How Are Mortgage and Auto Loans Similar?
When it comes to financing your home or purchasing a new car, the common question that arises is, “How are mortgage and auto loans similar?” These two types of loans may seem different at first glance due to the nature of the assets used as collateral, but they share several similarities. Understanding these similarities will help you make informed decisions when it comes to managing your financial obligations.

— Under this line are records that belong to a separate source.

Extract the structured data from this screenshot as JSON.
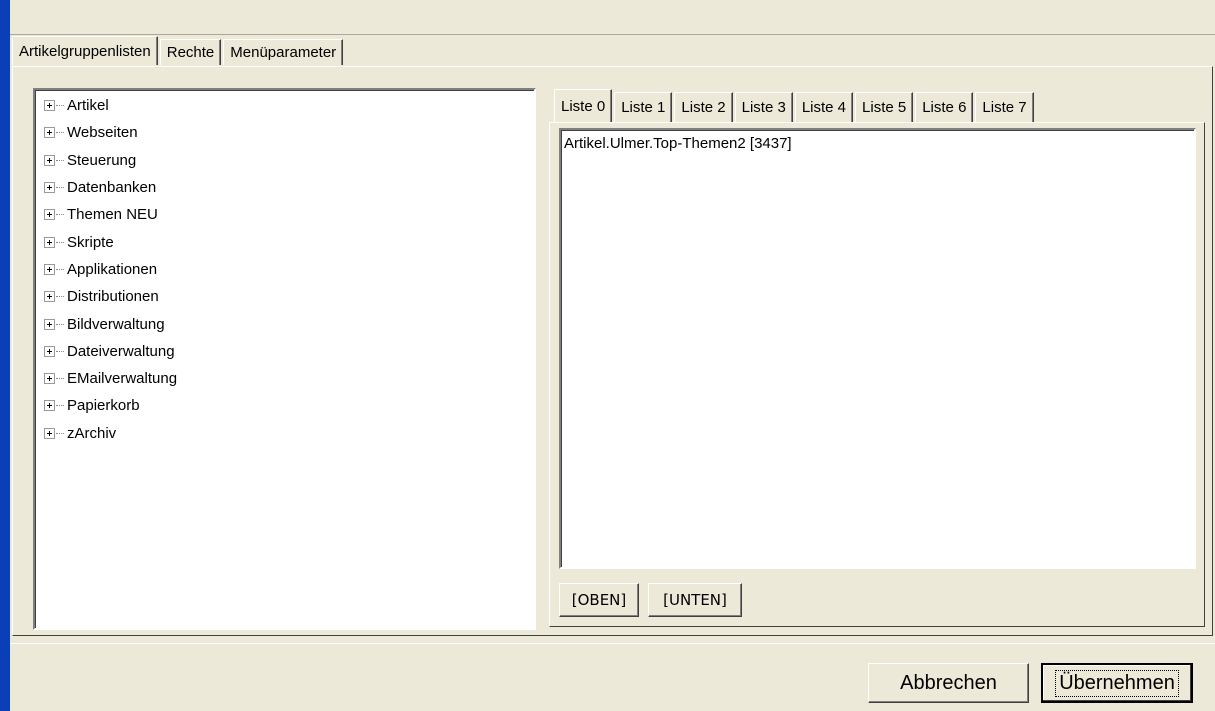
{
  "main_tabs": [
    {
      "label": "Artikelgruppenlisten",
      "active": true
    },
    {
      "label": "Rechte",
      "active": false
    },
    {
      "label": "Menüparameter",
      "active": false
    }
  ],
  "tree": {
    "items": [
      {
        "label": "Artikel"
      },
      {
        "label": "Webseiten"
      },
      {
        "label": "Steuerung"
      },
      {
        "label": "Datenbanken"
      },
      {
        "label": "Themen NEU"
      },
      {
        "label": "Skripte"
      },
      {
        "label": "Applikationen"
      },
      {
        "label": "Distributionen"
      },
      {
        "label": "Bildverwaltung"
      },
      {
        "label": "Dateiverwaltung"
      },
      {
        "label": "EMailverwaltung"
      },
      {
        "label": "Papierkorb"
      },
      {
        "label": "zArchiv"
      }
    ],
    "expand_icon": "plus-box-icon"
  },
  "list_tabs": [
    {
      "label": "Liste 0",
      "active": true
    },
    {
      "label": "Liste 1",
      "active": false
    },
    {
      "label": "Liste 2",
      "active": false
    },
    {
      "label": "Liste 3",
      "active": false
    },
    {
      "label": "Liste 4",
      "active": false
    },
    {
      "label": "Liste 5",
      "active": false
    },
    {
      "label": "Liste 6",
      "active": false
    },
    {
      "label": "Liste 7",
      "active": false
    }
  ],
  "list": {
    "entries": [
      "Artikel.Ulmer.Top-Themen2 [3437]"
    ],
    "up_label": "[OBEN]",
    "down_label": "[UNTEN]"
  },
  "footer": {
    "cancel_label": "Abbrechen",
    "apply_label": "Übernehmen"
  },
  "colors": {
    "window_bg": "#ece9d8",
    "left_accent": "#0a3fb8"
  }
}
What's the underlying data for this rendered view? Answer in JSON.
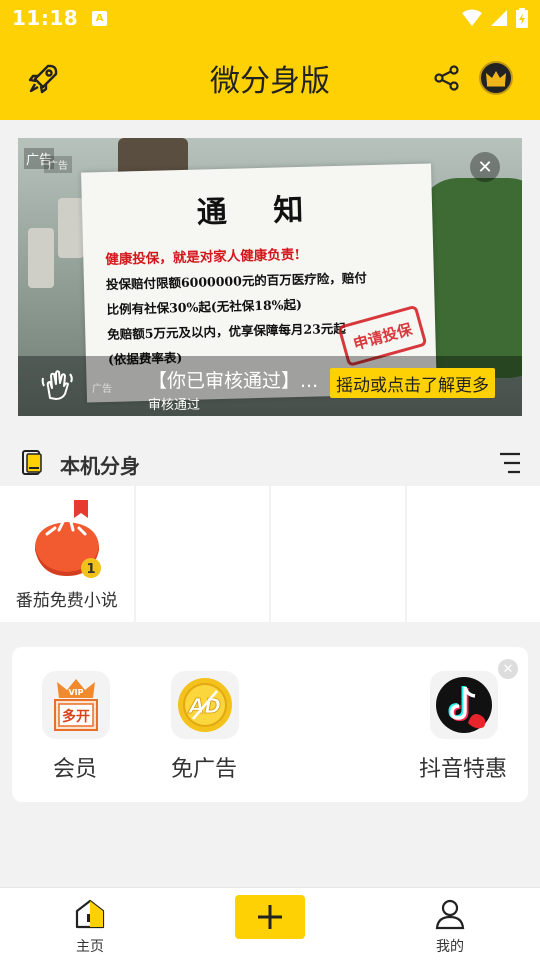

Both mortgage and auto loans are secured loans, which means they require collateral to secure the loan. In the case of a mortgage, the collateral is the property being financed, while in an auto loan, it is the vehicle itself. The collateral serves as a form of security for the lender, ensuring that if the borrower fails to repay the loan, the lender can seize the collateral to recover their funds. This similarity highlights the importance of the collateral’s value in determining the loan amount and interest rates offered by lenders.
Another similarity between mortgage and auto loans is the way interest rates are determined. Both types of loans typically involve fixed or variable interest rates. Fixed interest rates remain constant throughout the loan term, providing borrowers with stable monthly payments. On the other hand, variable interest rates may fluctuate based on market conditions, potentially leading to changes in monthly payments over time. The interest rate offered for both types of loans depends on various factors, such as the borrower’s creditworthiness, loan amount, and the prevailing market rates.
The repayment period, or loan term, is also a similarity between mortgage and auto loans. Both types of loans involve a predetermined period within which the borrower must repay the loan. Mortgage loans typically have longer repayment periods, commonly ranging from 15 to 30 years. Auto loans, on the other hand, have shorter repayment periods, typically ranging from 3 to 7 years. The repayment period affects the monthly installment amount, with longer terms resulting in lower monthly payments but higher interest expenses over the life of the loan.
Loan Application Process
While the loan application processes for mortgage and auto loans may have some differences, they share common elements. For both types of loans, borrowers need to provide financial documentation, such as proof of income, credit history, and employment details. Lenders assess this information to determine the borrower’s creditworthiness and ability to repay the loan. Additionally, both types of loans involve a review of the collateral’s value and condition to determine its eligibility as security for the loan.
Mortgage and auto loans also share legal obligations for borrowers. In both cases, borrowers are legally obliged to make regular payments according to the agreed-upon terms. Failure to meet these obligations can result in penalties, late fees, and, ultimately, repossession of the collateral. It is important for borrowers to understand their legal responsibilities and fulfill them to avoid any adverse consequences.
|Similarities||Mortgage Loans||Auto Loans|
|Interest Rates||Fixed or variable||Fixed or variable|
|Repayment Period||15 to 30 years||3 to 7 years|
Frequently Asked Questions (FAQs)
1. Can I use the same collateral for both a mortgage and auto loan?
No, the collateral used for a mortgage loan is typically the property being financed, while an auto loan requires the vehicle itself as collateral.
2. Are the interest rates for mortgage and auto loans similar?
The interest rates for mortgage and auto loans can vary based on factors such as creditworthiness, loan amount, and market conditions. However, they follow similar principles of being fixed or variable.
3. What happens if I default on my mortgage or auto loan?
If you default on your mortgage or auto loan, the lender has the right to seize the collateral to recover their funds. Defaulting on these loans can have serious consequences, affecting your creditworthiness and financial well-being.
4. Can I negotiate the repayment period for a mortgage or auto loan?
The repayment period for both mortgage and auto loans is typically determined by the lender. However, it may be possible to negotiate the terms within certain limits.
5. Are there any tax benefits associated with mortgage and auto loans?
Mortgage loans may offer tax benefits, such as deductions for mortgage interest, depending on local regulations. Auto loans, on the other hand, do not typically provide tax benefits.
6. Can I pay off my mortgage or auto loan early?
In most cases, borrowers have the option to pay off their mortgage or auto loan before the agreed-upon term. However, it is important to review the loan agreement and consult with the lender to understand any early repayment penalties or fees that may apply.
In conclusion, mortgage and auto loans share several similarities, including the requirement for collateral, the determination of interest rates, the repayment period, the loan application process, and the legal obligations for borrowers. While they may differ in terms of the assets used as collateral and the specific loan terms, understanding these similarities can help borrowers make informed decisions and manage their financial obligations effectively.
Whether you’re considering buying a home or purchasing a new car, it’s crucial to carefully evaluate your financial situation and choose the loan option that best suits your needs. By understanding how mortgage and auto loans are similar, you can navigate the borrowing process with confidence and secure the financing you need for your important investments.
Remember, responsible borrowing and timely repayments are essential to maintain a healthy credit profile and financial stability. Ensure you thoroughly assess your financial capabilities and consider professional advice before committing to any loan agreement.